Don't Be Afraid of the Dork

Covered in dog hair, Obsessed with books, Wondering what it's all about. I suspect the answer is ice cream and the ocean.

The Paris Wife - Paula McLain A fictional imagining of Ernest Hemingway's first marriage to Hadley Richardson told from her point of view. The couple meet in Chicago, marry fairly quickly thereafter and then move to Paris where they live through the majority of their short marriage.

I'm not entirely sure how I feel about this book. Both of the central characters of this book are difficult to take in different ways. The image this book gave me of Hemingway was of a selfish, chauvinist, mentally unstable jerk. And I guess since I should try to look for something positive he could be pretty darn witty. The narrator, Hadley, doesn't come out of it quite so badly but she comes across as a bloodless, needy doormat. You can see where a marriage between those two will go. And from the outside its brutal to watch, and as much as I hated the way Hadley let herself be stepped on, it was probably pretty true to life. The problem is that I feel like I should have felt more sympathy at leastfor Hadley and I don't know if it's the author's fault or my fault that all I really felt was contempt.

I was also irritated by the constant harping on their level of poverty while they seemed to do nothing but vacation and were able to afford a cook/nanny. They'd leave their child for weeks on end while they sunbathed or watched bull fights in Spain. It didn't jive and because Hadley was our narrator it undercut her character and made her seem ridiculous - complaining about money while they spend 3 months skiing in Austria. I also got annoyed by all the drinking and nicknames and "I am an artiste therefore I have license to be an ass" that was pervasive throughout the book.

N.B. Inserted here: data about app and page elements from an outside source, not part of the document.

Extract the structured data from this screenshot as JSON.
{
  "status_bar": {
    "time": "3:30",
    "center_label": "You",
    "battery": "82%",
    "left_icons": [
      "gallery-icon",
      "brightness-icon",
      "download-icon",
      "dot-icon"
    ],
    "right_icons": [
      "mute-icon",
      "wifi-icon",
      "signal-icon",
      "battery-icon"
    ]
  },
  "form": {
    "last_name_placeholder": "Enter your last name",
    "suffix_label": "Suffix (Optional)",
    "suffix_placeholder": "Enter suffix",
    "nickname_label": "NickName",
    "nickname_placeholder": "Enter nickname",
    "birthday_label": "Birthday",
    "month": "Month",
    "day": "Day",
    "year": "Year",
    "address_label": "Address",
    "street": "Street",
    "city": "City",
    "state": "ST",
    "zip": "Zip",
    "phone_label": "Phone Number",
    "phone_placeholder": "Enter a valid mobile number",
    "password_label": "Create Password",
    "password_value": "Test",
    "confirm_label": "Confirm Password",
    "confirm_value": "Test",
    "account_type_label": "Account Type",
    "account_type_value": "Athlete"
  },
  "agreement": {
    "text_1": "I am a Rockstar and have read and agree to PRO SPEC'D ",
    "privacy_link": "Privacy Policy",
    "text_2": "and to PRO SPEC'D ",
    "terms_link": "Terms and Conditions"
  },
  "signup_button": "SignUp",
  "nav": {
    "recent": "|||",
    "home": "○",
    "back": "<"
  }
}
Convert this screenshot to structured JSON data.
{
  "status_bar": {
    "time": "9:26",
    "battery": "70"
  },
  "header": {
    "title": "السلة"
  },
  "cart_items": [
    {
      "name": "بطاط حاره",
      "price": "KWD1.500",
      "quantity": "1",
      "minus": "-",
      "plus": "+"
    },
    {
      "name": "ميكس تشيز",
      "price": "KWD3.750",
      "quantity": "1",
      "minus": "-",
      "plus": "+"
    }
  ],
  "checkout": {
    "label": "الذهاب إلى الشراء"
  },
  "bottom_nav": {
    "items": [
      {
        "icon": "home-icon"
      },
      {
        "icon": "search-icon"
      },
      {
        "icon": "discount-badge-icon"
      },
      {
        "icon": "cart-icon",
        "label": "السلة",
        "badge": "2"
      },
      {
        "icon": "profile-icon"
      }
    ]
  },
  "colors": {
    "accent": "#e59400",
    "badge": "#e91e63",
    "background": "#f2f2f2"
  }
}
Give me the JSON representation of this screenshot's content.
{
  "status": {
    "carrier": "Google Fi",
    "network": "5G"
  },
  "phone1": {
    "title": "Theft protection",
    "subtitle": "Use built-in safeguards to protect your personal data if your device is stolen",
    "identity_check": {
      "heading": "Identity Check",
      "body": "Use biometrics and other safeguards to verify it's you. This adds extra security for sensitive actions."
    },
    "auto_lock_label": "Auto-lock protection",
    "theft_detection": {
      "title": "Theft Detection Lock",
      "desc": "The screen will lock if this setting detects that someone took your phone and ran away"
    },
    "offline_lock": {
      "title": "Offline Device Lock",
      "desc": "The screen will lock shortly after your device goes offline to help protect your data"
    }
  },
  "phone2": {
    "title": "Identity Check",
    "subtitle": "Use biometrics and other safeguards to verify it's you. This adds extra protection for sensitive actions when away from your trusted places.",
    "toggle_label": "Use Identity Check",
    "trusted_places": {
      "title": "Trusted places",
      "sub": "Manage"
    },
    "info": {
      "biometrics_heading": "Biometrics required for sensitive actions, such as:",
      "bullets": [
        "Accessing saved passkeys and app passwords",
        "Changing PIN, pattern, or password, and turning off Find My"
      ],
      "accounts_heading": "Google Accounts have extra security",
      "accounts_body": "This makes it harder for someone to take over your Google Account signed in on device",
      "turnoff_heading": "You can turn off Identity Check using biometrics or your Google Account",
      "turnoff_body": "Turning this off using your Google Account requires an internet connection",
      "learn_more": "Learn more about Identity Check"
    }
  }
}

Despite all that griping it was in the end a pretty genuine story of a doomed marriage between two flawed people. Who were young and naive and romantic and didn't really know what they were getting into. After all we can't always help who we love, and while from the outside its hard to understand what Hadley sees in Heminway he probably was a force to be reckoned with in person. McLain brings up a point at the end that Hemingway felt that throughout his childhood his domineering mother who he initially adored betrayed him and that's why he could never truly give all of himself to someone. He couldn't trust. This was interesting but really didn't come out in her depiction of Hemingway. He just seemed like an ass. And that in the end is why it only got 3 stars from me - by midway through it was compulsively readable and the settings were evocative but there was just something missing with the character portrayal that kept me from loving the book.